The most interesting aspect of implementing Contactless Passes in Wallet is the “NFC Certificate” requirement that are issued by Apple to the developer and strictly controlled for security purposes. PassKit NFC Certificates were previously covered by NDA and extremely limited. If door locks and ID passes are involved the NDA will still be part of the application process, but if Apple is opening up access to more developers NFC Certificates should be the ticket for developers to gain NFC access that was not possible up to now. At least for mere mortals.
It will be fascinating to see what developers do with wider NFC Certificate distribution and what contactless passes/reward cards, and hopefully much more, that come out of it with iOS 12 and watchOS 5.
Door locks…check, ID…check, transit…oops. The Information got 2 out of 3 right but the transit stuff was a bust. We won’t get the whole iOS 12 and watchOS 5 story until new products are announced this fall but it looks like open developer access to Apple Pay and NFC is coming via an enhanced Core NFC, or some other method to be revealed later this week at WWDC18. A lot of developer heads would turn if Apple completely opens the doors to full 3rd party access with all 3 NFC Modes: Card Emulation, Reader/Writer and Peer to Peer.
Contactless student ID cards are Stored Value (SV)
Because they are SV cards, they can be recharged
Since they will reside in Apple Pay Wallet this probably means contactless student ID cards can be ‘recharged’ with an Apple Pay credit card instead of running to the nearest ‘refill/recharge’ station. Anytime, Anywhere Recharge.
Sound familiar? My goodness it’s just like Apple Pay Suica that you can recharge on the go and use for JR East Suica coin lockers. The only real difference is that Apple Pay Student ID cards cannot be used for transit. At least not yet. The Apple Pay Developer page says, “discover how to create contactless passes for rewards cards, gift cards, tickets, and more.” Contactless passes for reward cards eh? Sounds like that JRE POINT card in Apple Pay Wallet will be possible after all.

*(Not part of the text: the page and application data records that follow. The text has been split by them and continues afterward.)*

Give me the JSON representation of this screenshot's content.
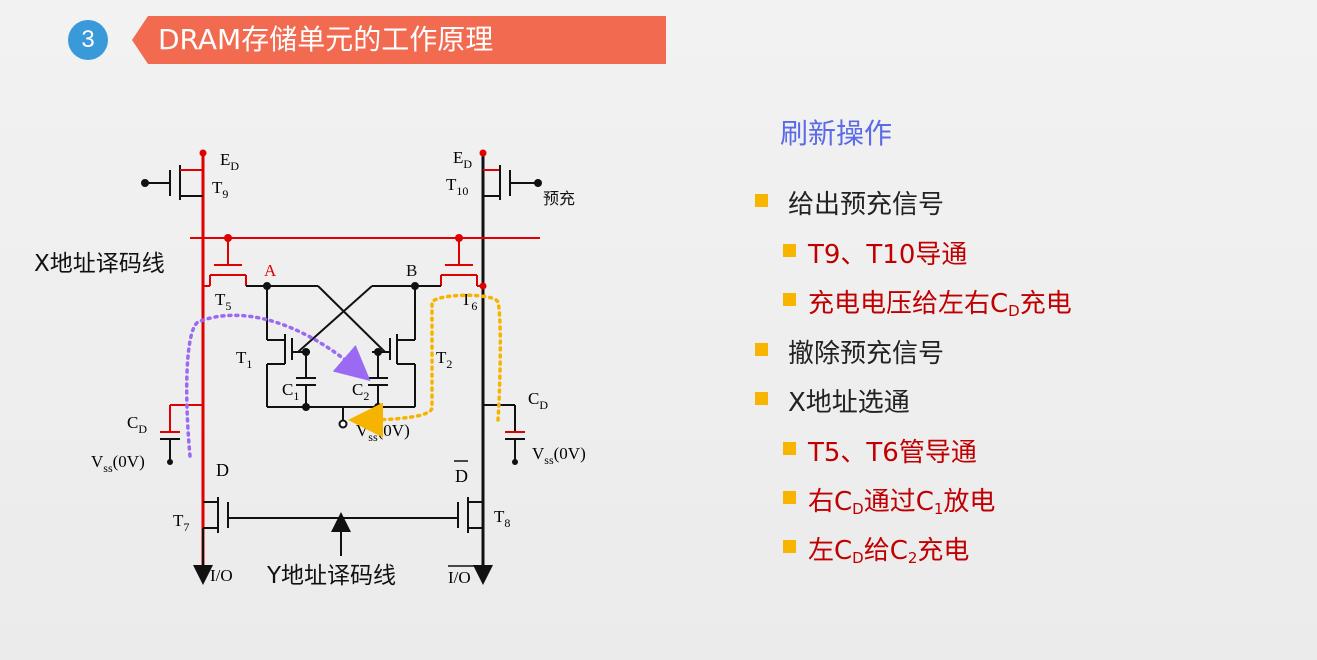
{
  "header": {
    "section_number": "3",
    "title": "DRAM存储单元的工作原理"
  },
  "circuit": {
    "x_decode_label": "X地址译码线",
    "y_decode_label": "Y地址译码线",
    "node_a": "A",
    "node_b": "B",
    "line_d": "D",
    "line_dbar": "D",
    "io": "I/O",
    "io_bar": "I/O",
    "precharge": "预充",
    "vss_mid": "(0V)",
    "vss_left": "(0V)",
    "vss_right": "(0V)",
    "colors": {
      "active": "#e00000",
      "wire": "#111111",
      "purple": "#9a6af2",
      "orange": "#f6b400"
    }
  },
  "panel": {
    "title": "刷新操作",
    "items": [
      {
        "level": 1,
        "text": "给出预充信号"
      },
      {
        "level": 2,
        "text": "T9、T10导通"
      },
      {
        "level": 2,
        "parts": [
          "充电电压给左右C",
          "D",
          "充电"
        ]
      },
      {
        "level": 1,
        "text": "撤除预充信号"
      },
      {
        "level": 1,
        "text": "X地址选通"
      },
      {
        "level": 2,
        "text": "T5、T6管导通"
      },
      {
        "level": 2,
        "parts": [
          "右C",
          "D",
          "通过C",
          "1",
          "放电"
        ]
      },
      {
        "level": 2,
        "parts": [
          "左C",
          "D",
          "给C",
          "2",
          "充电"
        ]
      }
    ]
  }
}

UPDATE: Contactless Passes are made possible with NFC Certificates and appear to the method for some 3rd party access to NFC in iOS 12 and watchOS 5.
Kevin Lynch offered a sneak peak of new Core NFC functionally/features with contactless Student ID cards coming to iOS 12 and watchOS 5. The key point was the ability to use a Student ID loaded on Apple Watch or iPhone Wallet to “pay for things”, the slides listed many more features: gym, class attendance, laundry and vending machines.
UPDATE 1: It looks like NFC access for developers has not been enhanced. Apple is staying with the case by case Wallet access model they have used so far: EMV contactless for credit cards, FeliCa for Suica/iD/QUICPay, China transit cards, etc., for contactless Student ID cards in Wallet. We may get lucky when the final release iOS 12 ships with new iPhone models this fall. There are always a few iOS goodies that Apple keeps under wraps for a new iPhone rollout.